Problem description: The answer is the number of lines in the data that contain the word "타사제품"; give it alone.

(Component data from apps and pages)

···

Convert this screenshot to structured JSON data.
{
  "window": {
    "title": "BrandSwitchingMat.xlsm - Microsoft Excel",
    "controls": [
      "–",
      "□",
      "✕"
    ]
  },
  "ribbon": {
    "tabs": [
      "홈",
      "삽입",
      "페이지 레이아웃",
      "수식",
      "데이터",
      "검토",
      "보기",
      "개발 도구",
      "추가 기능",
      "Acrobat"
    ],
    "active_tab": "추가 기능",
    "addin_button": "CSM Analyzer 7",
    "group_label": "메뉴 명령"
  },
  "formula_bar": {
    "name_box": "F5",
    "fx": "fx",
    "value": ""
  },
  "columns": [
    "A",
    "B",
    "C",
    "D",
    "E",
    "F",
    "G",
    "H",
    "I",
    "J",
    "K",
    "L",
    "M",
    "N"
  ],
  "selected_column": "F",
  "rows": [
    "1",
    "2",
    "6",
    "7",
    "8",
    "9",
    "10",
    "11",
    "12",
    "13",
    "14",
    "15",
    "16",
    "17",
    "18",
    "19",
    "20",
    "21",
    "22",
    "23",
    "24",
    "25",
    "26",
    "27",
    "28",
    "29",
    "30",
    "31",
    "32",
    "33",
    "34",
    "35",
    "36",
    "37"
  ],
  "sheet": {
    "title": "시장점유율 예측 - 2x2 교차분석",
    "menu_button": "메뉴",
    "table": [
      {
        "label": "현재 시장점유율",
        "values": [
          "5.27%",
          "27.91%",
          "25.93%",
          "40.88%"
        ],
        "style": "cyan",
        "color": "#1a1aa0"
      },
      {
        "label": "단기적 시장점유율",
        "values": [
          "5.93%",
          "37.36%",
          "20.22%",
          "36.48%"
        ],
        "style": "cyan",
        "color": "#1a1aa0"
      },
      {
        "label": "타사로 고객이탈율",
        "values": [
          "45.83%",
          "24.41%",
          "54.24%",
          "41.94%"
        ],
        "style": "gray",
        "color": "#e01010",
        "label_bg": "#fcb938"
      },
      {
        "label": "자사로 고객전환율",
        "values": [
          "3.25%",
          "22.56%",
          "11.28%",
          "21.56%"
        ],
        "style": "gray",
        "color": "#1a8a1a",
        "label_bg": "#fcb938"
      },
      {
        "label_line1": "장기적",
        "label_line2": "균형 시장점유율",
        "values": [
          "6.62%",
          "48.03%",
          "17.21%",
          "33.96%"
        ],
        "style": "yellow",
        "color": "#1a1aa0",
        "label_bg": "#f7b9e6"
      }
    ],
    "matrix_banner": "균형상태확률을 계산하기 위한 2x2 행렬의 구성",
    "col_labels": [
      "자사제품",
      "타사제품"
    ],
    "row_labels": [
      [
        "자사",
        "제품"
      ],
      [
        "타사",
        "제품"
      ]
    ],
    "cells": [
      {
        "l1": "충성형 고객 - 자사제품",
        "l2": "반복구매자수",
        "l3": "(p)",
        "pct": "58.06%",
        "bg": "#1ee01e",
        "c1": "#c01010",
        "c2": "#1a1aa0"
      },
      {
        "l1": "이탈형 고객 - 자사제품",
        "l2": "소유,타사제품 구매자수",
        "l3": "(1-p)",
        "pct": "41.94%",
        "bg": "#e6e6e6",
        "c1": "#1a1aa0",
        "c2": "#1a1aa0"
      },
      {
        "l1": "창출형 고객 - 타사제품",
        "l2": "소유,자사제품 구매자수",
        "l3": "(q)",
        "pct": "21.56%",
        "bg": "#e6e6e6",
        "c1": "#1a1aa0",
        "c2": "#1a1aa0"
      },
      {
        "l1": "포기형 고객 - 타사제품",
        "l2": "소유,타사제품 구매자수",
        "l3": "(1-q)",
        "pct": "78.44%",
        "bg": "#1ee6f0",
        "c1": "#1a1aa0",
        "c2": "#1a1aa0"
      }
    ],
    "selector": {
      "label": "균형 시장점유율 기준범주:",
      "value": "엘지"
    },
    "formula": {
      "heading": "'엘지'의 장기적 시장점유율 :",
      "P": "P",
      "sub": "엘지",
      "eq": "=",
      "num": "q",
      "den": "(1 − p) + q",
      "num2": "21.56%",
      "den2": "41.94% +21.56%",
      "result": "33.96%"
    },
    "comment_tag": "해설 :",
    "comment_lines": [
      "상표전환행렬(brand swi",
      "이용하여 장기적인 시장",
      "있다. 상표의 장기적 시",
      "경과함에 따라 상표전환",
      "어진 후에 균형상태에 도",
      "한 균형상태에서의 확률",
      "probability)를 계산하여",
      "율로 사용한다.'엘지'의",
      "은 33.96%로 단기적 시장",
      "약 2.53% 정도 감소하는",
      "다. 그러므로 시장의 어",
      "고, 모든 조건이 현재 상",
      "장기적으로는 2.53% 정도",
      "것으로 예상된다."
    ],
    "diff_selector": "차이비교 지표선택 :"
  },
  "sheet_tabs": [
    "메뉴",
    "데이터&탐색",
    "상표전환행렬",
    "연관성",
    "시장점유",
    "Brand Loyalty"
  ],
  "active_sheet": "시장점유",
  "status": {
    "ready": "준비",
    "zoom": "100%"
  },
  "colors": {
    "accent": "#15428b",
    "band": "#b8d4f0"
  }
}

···

Answer to this task: 5